The suit was filed on behalf of a nationwide class of people who purchased or leased a Ford vehicle made between 2002 and 2010 that had an electronic throttle but no fail-safe system, such as a brake override. It includes subclasses in 14 states: Florida, Illinois, Maryland, Massachusetts, Michigan, Missouri, New York, North Carolina, Oklahoma, Pennsylvania, South Carolina, Virginia, West Virginia and Wisconsin.

In addition to Grant & Eisenhofer, the case is being handled by Spilman, Thomas & Battle in Charleston, W.Va., and Winston-Salem, N.C.; The DiCello Law Firm in Mentor, Ohio; Bucci Bailey & Javins in Charleston; Bartimus, Frickleton, Robertson & Gorny in Leawood, Kansas; Murray and Murray in Sandusky, Ohio; Searcy, Denney, Scarola, Barnhart & Shipley in West Palm Beach, Fla.; Siprut P.C. in Chicago; Bremer, Whyte, Brown & O’Meara in Newport Beach, Calif.; The Miller Law Firm in Rochester, Mich.; Davis, Bethune & Jones in Kansas City, Mo.; and Edgar "Hike" Heiskell, a solo practitioner in Charleston.

The vehicles at issue in the case include 19 models of Ford, including the Explorer, Focus and Taurus; eight Lincoln models, including the Town Car; and eight Mercury models, including the Grand Marquis and Sable.

The potential classes exclude personal injury or wrongful death claims.

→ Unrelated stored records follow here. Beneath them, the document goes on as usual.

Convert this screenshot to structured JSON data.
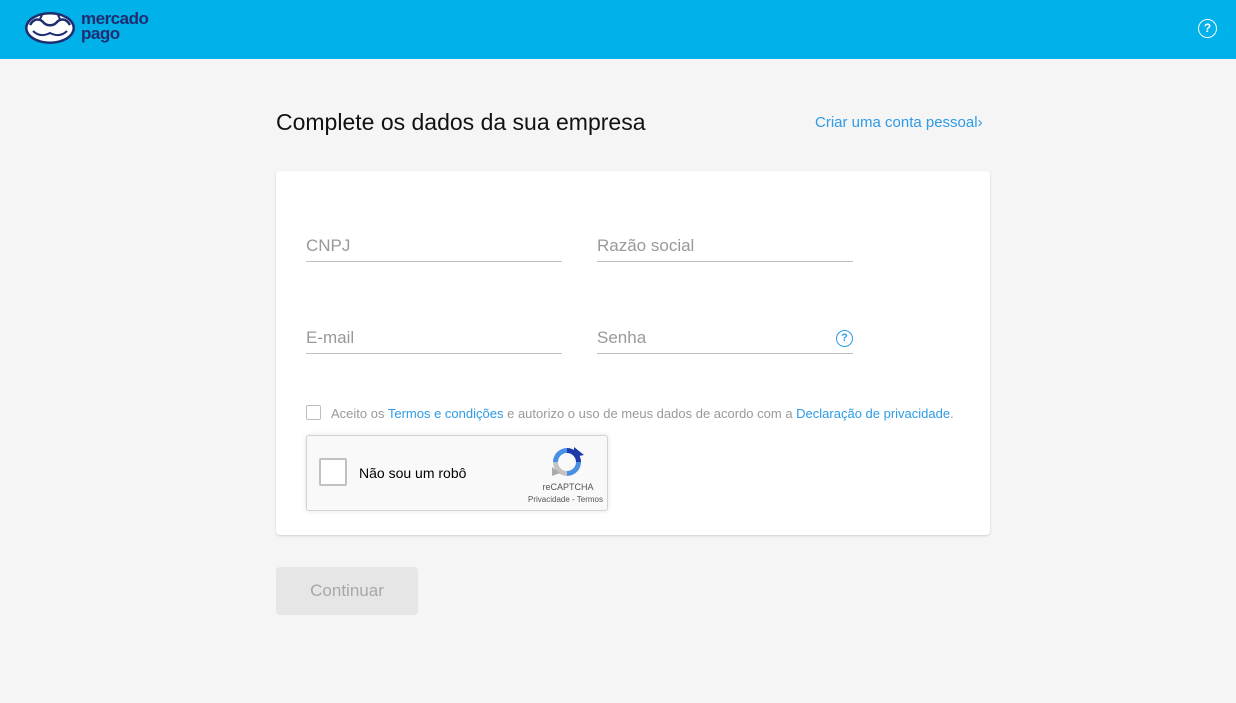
{
  "header": {
    "logo_line1": "mercado",
    "logo_line2": "pago",
    "help_icon": "question-circle-icon",
    "brand_color": "#00b1ea"
  },
  "page": {
    "title": "Complete os dados da sua empresa",
    "personal_account_link": "Criar uma conta pessoal›"
  },
  "form": {
    "cnpj": {
      "placeholder": "CNPJ",
      "value": ""
    },
    "razao_social": {
      "placeholder": "Razão social",
      "value": ""
    },
    "email": {
      "placeholder": "E-mail",
      "value": ""
    },
    "senha": {
      "placeholder": "Senha",
      "value": "",
      "help_icon": "question-circle-icon"
    },
    "terms": {
      "prefix": "Aceito os ",
      "terms_link": "Termos e condições",
      "middle": " e autorizo o uso de meus dados de acordo com a ",
      "privacy_link": "Declaração de privacidade",
      "suffix": ".",
      "checked": false
    },
    "recaptcha": {
      "label": "Não sou um robô",
      "brand": "reCAPTCHA",
      "links": "Privacidade - Termos",
      "checked": false
    }
  },
  "actions": {
    "continue_label": "Continuar",
    "continue_enabled": false
  },
  "colors": {
    "link": "#2d9be6",
    "logo_navy": "#1e2e70"
  }
}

The claims include violations of the U.S. Magnuson-Moss Warranty Act and various state laws including breach of express and implied warranty laws, unjust enrichment, consumer protection and deceptive trade practices.

Contact Amanda Bronstad at abronstad@alm.com.